If you’re thinking of buying a Wii this holiday for health-related reasons, you may want to think twice. A professor of health and exercise science at the University of Mississippi reportedly tracked eight families for six months to see if Nintendo’s motion-driven console would impact their fitness levels and found that the console “had little effect on family fitness.”
The study, which began in fall 2008, hoped to determined whether software like Nintendo’s Wii Fit (a hybrid game/fitness trainer) culminates in sufficient physical activity to improve family fitness. The university loaned Wii units with a copy of Wii Fit to eight families in the Oxford, Mississippi for three months, then tracked their fitness levels: Three months without the system, then another three months with.

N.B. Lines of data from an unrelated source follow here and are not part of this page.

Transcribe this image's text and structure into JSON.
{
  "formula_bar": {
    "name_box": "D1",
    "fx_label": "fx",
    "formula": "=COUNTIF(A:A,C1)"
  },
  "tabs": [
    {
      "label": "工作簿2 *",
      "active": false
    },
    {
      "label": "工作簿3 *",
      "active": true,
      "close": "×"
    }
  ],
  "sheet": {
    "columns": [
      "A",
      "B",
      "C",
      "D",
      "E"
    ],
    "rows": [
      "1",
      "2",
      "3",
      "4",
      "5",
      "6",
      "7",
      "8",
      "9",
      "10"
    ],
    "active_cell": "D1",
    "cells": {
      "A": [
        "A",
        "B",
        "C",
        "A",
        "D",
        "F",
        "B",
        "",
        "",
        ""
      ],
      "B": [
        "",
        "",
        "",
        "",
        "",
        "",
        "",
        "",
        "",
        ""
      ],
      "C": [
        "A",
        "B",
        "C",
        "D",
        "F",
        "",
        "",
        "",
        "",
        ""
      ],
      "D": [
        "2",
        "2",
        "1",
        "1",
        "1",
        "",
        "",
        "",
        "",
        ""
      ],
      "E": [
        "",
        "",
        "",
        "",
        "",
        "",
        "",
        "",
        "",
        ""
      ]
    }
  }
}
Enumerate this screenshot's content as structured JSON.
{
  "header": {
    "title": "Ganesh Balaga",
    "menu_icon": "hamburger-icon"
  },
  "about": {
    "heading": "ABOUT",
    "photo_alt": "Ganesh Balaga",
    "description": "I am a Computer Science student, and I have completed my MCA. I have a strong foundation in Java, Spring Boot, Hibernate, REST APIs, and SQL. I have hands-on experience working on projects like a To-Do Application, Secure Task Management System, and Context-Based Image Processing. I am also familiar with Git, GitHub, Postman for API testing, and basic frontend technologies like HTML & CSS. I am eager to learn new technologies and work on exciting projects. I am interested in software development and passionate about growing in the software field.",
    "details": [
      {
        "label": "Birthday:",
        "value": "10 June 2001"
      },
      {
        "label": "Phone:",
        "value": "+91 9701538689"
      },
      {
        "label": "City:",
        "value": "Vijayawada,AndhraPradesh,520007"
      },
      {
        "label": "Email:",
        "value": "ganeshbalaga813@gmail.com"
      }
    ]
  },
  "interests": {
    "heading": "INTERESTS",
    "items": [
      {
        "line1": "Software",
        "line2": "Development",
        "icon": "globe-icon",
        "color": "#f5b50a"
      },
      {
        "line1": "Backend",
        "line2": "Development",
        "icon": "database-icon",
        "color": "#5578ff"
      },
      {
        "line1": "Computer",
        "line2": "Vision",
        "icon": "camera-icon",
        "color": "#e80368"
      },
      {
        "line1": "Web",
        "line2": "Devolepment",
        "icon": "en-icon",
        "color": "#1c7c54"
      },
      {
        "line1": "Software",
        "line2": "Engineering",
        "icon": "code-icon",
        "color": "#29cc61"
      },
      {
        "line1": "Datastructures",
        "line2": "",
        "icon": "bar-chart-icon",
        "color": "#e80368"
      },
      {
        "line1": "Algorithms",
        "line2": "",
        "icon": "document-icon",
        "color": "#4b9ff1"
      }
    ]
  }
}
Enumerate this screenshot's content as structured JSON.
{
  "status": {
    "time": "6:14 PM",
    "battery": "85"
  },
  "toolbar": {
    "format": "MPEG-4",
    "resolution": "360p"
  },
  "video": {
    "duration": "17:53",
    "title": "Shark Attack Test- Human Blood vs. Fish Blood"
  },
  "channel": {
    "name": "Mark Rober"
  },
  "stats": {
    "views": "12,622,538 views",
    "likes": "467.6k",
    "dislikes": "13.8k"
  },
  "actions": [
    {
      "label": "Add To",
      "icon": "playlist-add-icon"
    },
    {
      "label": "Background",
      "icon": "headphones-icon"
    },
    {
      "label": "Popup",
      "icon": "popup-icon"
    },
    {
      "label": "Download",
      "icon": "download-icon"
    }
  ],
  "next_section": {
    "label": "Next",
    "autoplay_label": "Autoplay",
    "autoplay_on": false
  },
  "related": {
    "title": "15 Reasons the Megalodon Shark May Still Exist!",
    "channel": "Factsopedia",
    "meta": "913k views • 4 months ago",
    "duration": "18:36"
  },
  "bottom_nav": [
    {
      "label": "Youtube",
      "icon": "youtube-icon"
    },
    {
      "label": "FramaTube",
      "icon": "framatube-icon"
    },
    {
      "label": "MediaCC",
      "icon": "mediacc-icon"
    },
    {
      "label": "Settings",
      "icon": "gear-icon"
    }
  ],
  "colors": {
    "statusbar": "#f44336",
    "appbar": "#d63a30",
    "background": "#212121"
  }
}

Families were rated on various metrics like “aerobic fitness” and “balance and body composition,” and pre-study fitness levels were established over a preliminary five day period. Individual usage was tracked using system software, presumably meaning Wii Fit’s personal tracking profiles (as opposed to something custom-made).